Each entry should be printed exactly, with its images omitted.
..........
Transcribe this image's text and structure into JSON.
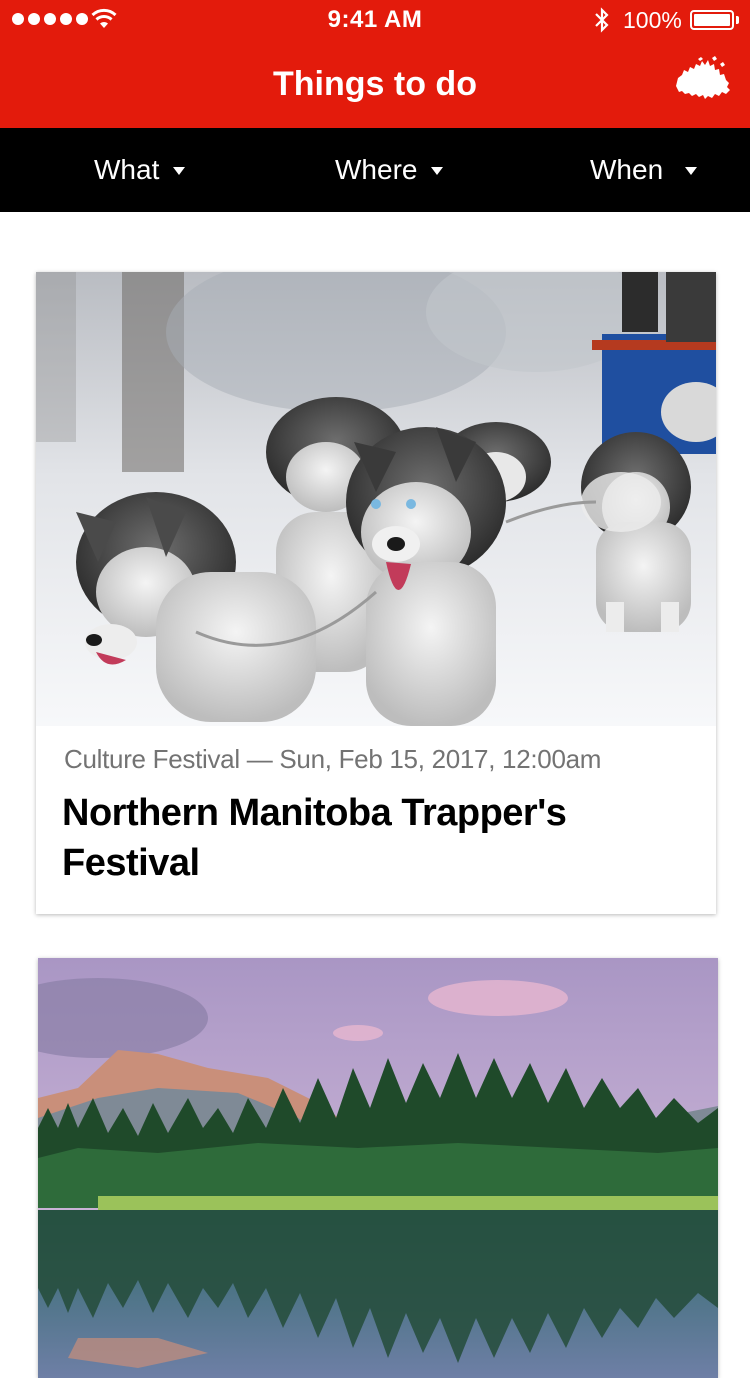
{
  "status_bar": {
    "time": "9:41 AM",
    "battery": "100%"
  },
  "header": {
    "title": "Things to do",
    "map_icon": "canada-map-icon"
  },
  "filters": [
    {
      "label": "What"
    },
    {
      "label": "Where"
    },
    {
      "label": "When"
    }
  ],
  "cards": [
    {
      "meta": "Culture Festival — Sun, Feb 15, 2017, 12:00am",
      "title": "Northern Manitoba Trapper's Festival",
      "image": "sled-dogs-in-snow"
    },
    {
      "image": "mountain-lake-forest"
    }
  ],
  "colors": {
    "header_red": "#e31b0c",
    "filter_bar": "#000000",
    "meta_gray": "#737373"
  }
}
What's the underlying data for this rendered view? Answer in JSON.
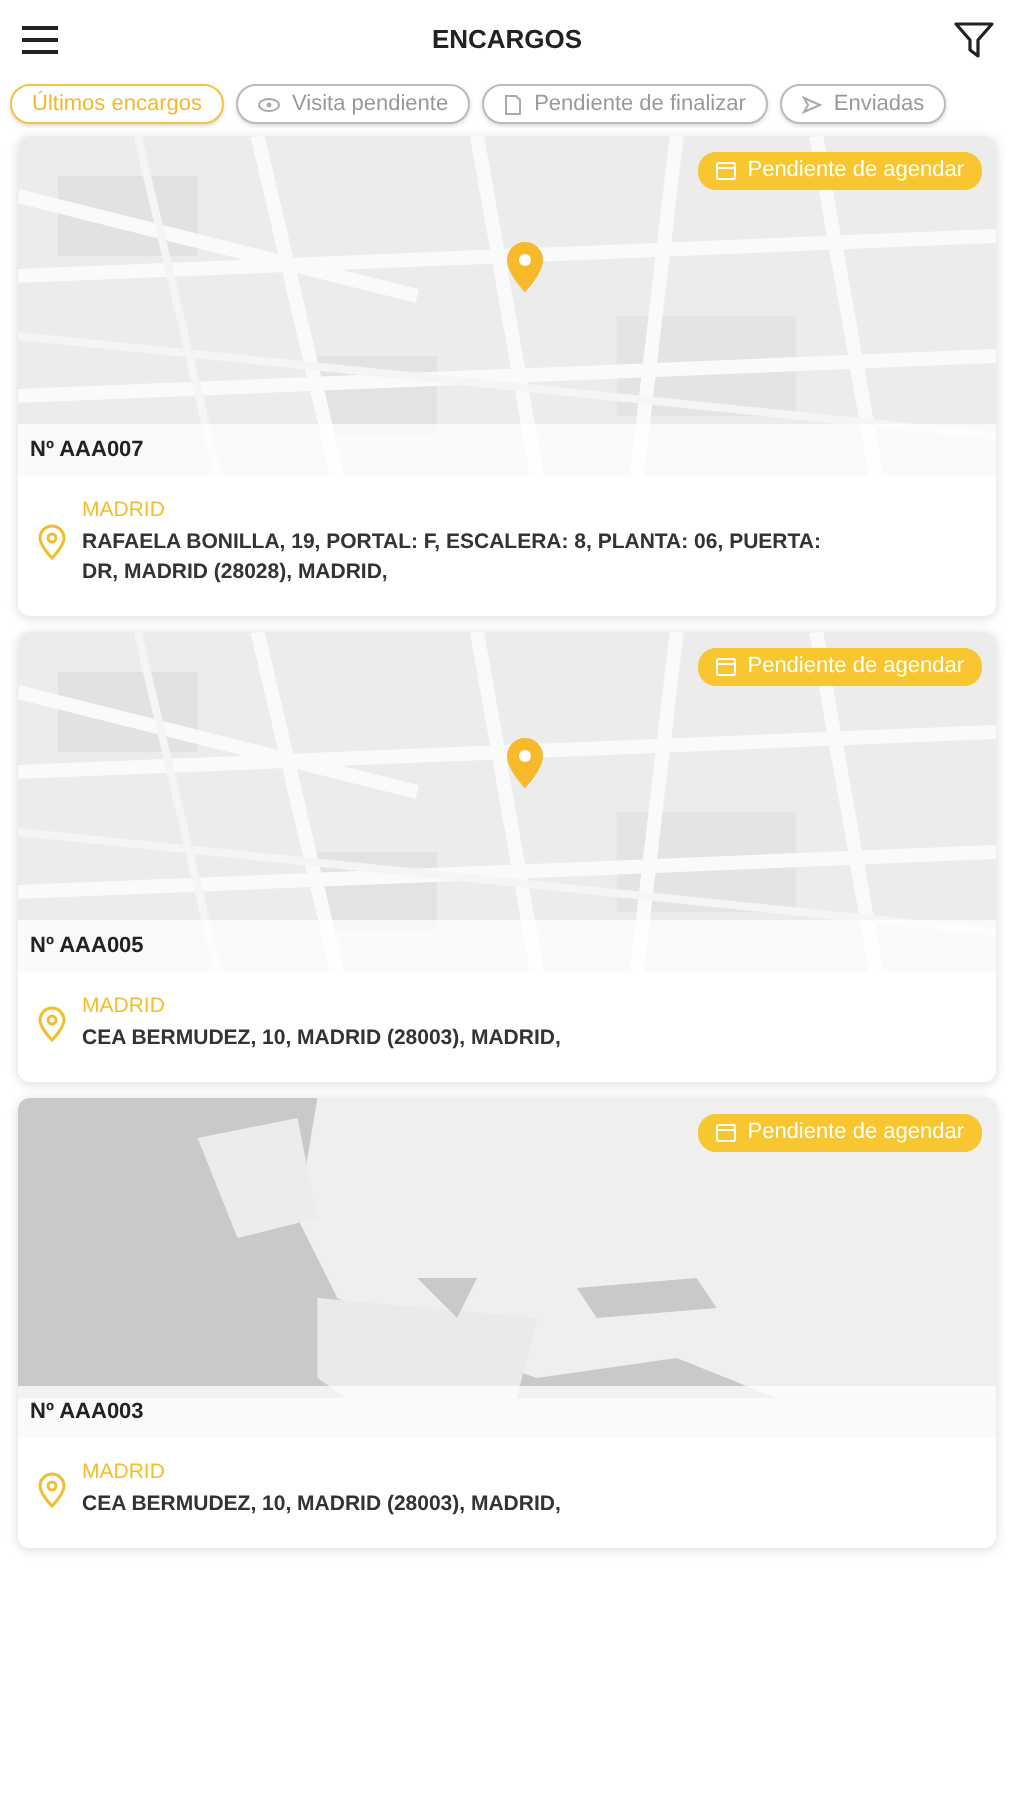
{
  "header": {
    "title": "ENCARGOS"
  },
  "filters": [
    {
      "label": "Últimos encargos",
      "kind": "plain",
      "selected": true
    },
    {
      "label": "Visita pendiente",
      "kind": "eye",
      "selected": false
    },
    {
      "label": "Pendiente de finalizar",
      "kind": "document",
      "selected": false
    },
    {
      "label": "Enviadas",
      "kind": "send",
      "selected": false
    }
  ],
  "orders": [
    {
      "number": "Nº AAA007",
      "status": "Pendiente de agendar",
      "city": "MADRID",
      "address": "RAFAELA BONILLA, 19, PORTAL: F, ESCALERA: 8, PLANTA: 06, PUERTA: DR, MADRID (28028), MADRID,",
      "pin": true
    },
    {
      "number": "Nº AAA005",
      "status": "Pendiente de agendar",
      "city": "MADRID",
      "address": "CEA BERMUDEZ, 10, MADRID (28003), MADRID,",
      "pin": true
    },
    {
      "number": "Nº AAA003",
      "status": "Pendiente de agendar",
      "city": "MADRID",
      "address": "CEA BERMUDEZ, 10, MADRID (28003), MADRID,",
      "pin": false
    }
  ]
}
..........
→ TASK OUTPUT
Transcribe this image's text and structure into JSON.
{
  "status_bar": {
    "time": "9:41 AM",
    "battery": "100%"
  },
  "header": {
    "title": "Things to do",
    "map_icon": "canada-map-icon"
  },
  "filters": [
    {
      "label": "What"
    },
    {
      "label": "Where"
    },
    {
      "label": "When"
    }
  ],
  "cards": [
    {
      "meta": "Culture Festival — Sun, Feb 15, 2017, 12:00am",
      "title": "Northern Manitoba Trapper's Festival",
      "image": "sled-dogs-in-snow"
    },
    {
      "image": "mountain-lake-forest"
    }
  ],
  "colors": {
    "header_red": "#e31b0c",
    "filter_bar": "#000000",
    "meta_gray": "#737373"
  }
}
What's the underlying data for this rendered view? Answer in JSON.
{
  "header": {
    "title": "ENCARGOS"
  },
  "filters": [
    {
      "label": "Últimos encargos",
      "kind": "plain",
      "selected": true
    },
    {
      "label": "Visita pendiente",
      "kind": "eye",
      "selected": false
    },
    {
      "label": "Pendiente de finalizar",
      "kind": "document",
      "selected": false
    },
    {
      "label": "Enviadas",
      "kind": "send",
      "selected": false
    }
  ],
  "orders": [
    {
      "number": "Nº AAA007",
      "status": "Pendiente de agendar",
      "city": "MADRID",
      "address": "RAFAELA BONILLA, 19, PORTAL: F, ESCALERA: 8, PLANTA: 06, PUERTA: DR, MADRID (28028), MADRID,",
      "pin": true
    },
    {
      "number": "Nº AAA005",
      "status": "Pendiente de agendar",
      "city": "MADRID",
      "address": "CEA BERMUDEZ, 10, MADRID (28003), MADRID,",
      "pin": true
    },
    {
      "number": "Nº AAA003",
      "status": "Pendiente de agendar",
      "city": "MADRID",
      "address": "CEA BERMUDEZ, 10, MADRID (28003), MADRID,",
      "pin": false
    }
  ]
}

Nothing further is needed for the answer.